Is chiropractic care safe?
While those without experience can say that adjustments may sometimes look a bit scary, chiropractors are using skill (not force or strength) to deliver highly specific adjustments as needed. As well as these adjustments, other various types of manual therapy and low force interventions may be used where appropriate. Chiropractic care has a very low risk of injury, especially when compared with more invasive methods of spinal healthcare. We like to gently “unwind” you here at Sprouting Health, not force things into place.
What IS a chiropractic adjustment?
A chiropractic adjustment is the application of a specific force in a precise direction, applied skilfully to a spinal joint that is fixated/restricted, “locked up”, or not moving as it should. This can help improve or restore motion to the joint, helping the spine to gradually regain more normal motion and function.
There are many ways to adjust the spine. Usually the chiropractor’s hands or a specially designed instrument delivers a brief and highly-accurate thrust. Some adjusting methods are quick, whereas others require a slow, constant or indirect pressure. Restoring better spinal function can help improve mobility and decrease pain.
At Sprouting Health, we use a variety of assessment methods to identify where you need to be adjusted and the best modality of doing so, tailored specifically for your body.
Do chiropractic adjustments hurt?
While brief discomfort after an adjustment can occur, it is rare and most people find having an adjustment very relaxing.
With some adjustments you may sometimes feel or hear a popping sound from the spinal joints.
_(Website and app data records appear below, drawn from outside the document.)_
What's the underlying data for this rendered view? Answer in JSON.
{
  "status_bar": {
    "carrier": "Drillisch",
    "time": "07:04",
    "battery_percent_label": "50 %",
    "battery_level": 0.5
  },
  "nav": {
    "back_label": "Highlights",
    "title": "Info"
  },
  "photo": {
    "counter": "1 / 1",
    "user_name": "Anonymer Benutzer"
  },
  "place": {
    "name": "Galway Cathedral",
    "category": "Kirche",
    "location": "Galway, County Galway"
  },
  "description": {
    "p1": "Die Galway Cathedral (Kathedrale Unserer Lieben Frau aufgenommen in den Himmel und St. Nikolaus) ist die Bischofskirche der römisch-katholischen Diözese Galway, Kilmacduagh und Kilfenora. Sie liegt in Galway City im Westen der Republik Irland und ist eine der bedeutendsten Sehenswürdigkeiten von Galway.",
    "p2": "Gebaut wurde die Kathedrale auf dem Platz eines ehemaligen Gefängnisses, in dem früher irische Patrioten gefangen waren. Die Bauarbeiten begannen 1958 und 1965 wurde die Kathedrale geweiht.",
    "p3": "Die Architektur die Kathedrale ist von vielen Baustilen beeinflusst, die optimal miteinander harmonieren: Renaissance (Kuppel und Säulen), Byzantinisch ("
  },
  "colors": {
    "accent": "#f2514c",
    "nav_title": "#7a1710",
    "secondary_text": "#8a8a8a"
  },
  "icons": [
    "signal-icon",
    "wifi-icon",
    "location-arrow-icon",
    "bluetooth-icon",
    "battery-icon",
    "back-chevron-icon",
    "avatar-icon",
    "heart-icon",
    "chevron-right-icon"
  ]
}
This is simply caused by a change in pressure in the joint as spinal movement is improved - the noise is similar to when you click your tongue off the roof of your mouth.
Some chiropractors use a hand-held instrument to adjust the spine while others use wedges or blocks to help realign part of the body. Whatever the technique, chiropractors use skill, not force or strength, to care for people with a high degree of safety compared to other modalities.
Am I too old/young/injured/etc for chiropractic care?
Chiropractic care is not a ‘one size fits all’ healthcare option. Chiropractors carefully assess each patient individually and tailor their care accordingly. By using a variety of non-surgical techniques, such as specific spinal adjustments, manual therapy, and soft tissue techniques, chiropractors offer a drug-free, hands-on approach to spinal healthcare.
There is no age limit on chiropractic care, in fact more and more people are consulting chiropractors, especially in their later years. In order to deliver the safest, most effective and highest quality care possible, chiropractic techniques are modified appropriately for each person at every age and stage of life.
Here at Sprouting Health, we perform thorough examinations to ensure we are providing you with the best treatment for your body and your complaints. If you have any questions, just ask!
How are chiropractors qualified and regulated?
Australian chiropractors are highly qualified healthcare professionals who study at university for a minimum of five years and are government regulated and registered. Like all other registered healthcare providers, chiropractors adhere to National Law and profession specific codes of conduct and guidelines.
At Sprouting Health, we never stop training and working to improve our clinical skills. All chiropractors must undertake continuing professional development every year to maintain registration, constantly learning and staying current with the latest research so that we are able to provide you with the best care possible.
Hawk, C., Schneider, M. J., Haas, M., Katz, P., Dougherty, P., Gleberzon, B., Killinger, L. Z., & Weeks, J. (2017). Best Practices for Chiropractic Care for Older Adults: A Systematic Review and Consensus Update. Journal of manipulative and physiological therapeutics, 40(4), 217–229. https://doi.org/10.1016/j.jmpt.2017.02.001
Herzog W. (2010). The biomechanics of spinal manipulation. Journal of bodywork and movement therapies, 14(3), 280–286. https://doi.org/10.1016/j.jbmt.2010.03.004